**ABOUT THIS TASK**:
From the records, return each line that has the word "Chỉnh" in it.

Entries from a dataset of interfaces
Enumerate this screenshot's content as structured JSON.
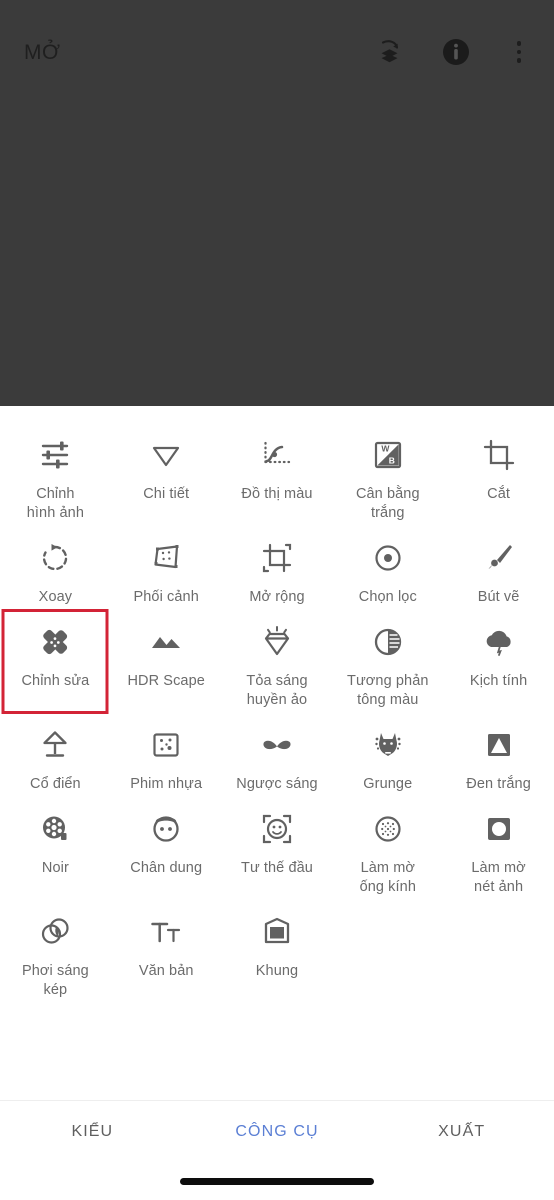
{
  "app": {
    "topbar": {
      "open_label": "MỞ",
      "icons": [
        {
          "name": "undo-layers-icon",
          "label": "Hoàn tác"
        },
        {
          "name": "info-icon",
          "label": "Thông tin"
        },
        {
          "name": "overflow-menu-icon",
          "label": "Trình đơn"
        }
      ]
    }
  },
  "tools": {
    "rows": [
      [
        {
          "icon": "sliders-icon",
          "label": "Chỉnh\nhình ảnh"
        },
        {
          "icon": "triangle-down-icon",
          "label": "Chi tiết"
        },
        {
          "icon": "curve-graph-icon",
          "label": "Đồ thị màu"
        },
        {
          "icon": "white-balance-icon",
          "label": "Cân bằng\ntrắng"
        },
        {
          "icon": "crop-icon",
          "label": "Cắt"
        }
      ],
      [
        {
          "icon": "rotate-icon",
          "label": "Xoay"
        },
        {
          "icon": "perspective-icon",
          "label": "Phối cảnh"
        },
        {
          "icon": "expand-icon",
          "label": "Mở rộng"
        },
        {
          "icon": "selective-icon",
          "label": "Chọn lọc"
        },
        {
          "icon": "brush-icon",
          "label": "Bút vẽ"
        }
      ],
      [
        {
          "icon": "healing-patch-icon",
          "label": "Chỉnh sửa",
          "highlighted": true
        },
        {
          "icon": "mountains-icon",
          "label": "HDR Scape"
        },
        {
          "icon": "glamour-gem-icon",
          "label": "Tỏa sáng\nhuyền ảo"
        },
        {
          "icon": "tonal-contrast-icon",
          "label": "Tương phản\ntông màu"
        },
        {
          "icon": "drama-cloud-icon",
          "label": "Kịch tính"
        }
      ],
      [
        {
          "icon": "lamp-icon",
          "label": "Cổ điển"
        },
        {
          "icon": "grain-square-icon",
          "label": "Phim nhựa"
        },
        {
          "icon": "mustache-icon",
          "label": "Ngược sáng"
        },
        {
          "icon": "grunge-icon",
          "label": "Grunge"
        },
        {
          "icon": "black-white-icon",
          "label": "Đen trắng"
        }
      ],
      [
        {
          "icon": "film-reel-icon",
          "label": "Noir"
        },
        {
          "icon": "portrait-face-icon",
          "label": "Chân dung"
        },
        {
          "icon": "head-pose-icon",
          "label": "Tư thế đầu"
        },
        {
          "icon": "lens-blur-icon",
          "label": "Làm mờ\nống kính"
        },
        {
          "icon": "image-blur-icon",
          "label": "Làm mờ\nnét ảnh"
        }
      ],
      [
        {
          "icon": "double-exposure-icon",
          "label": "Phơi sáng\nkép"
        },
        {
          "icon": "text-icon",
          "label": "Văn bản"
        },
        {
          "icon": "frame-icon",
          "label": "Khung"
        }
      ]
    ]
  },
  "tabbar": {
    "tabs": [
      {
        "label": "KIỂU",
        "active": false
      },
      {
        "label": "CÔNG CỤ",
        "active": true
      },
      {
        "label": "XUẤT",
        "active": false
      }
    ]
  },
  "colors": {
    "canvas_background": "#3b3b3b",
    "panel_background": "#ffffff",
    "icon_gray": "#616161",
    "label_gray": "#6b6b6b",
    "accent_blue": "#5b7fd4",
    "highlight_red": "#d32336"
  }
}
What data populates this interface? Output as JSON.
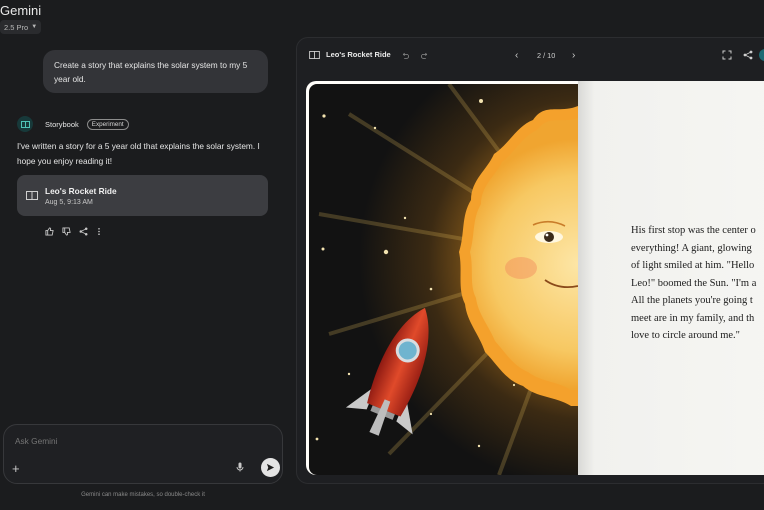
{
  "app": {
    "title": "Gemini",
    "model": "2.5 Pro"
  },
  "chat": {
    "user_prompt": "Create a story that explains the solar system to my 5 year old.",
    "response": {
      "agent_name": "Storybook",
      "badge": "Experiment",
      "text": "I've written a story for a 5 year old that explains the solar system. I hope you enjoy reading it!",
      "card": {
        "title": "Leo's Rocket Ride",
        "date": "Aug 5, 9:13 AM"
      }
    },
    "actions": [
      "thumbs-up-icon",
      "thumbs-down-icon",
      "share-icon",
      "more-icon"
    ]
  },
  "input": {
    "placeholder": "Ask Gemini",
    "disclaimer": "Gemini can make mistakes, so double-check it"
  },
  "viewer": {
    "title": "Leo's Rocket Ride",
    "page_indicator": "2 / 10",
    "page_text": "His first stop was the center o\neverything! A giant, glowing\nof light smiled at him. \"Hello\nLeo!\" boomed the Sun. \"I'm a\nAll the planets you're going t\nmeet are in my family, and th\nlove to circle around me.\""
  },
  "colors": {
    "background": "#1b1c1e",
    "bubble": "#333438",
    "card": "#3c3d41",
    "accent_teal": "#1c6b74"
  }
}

**ANSWER FOR THIS EXERCISE**:
          "label": "Chỉnh\nhình ảnh"
          "label": "Chỉnh sửa",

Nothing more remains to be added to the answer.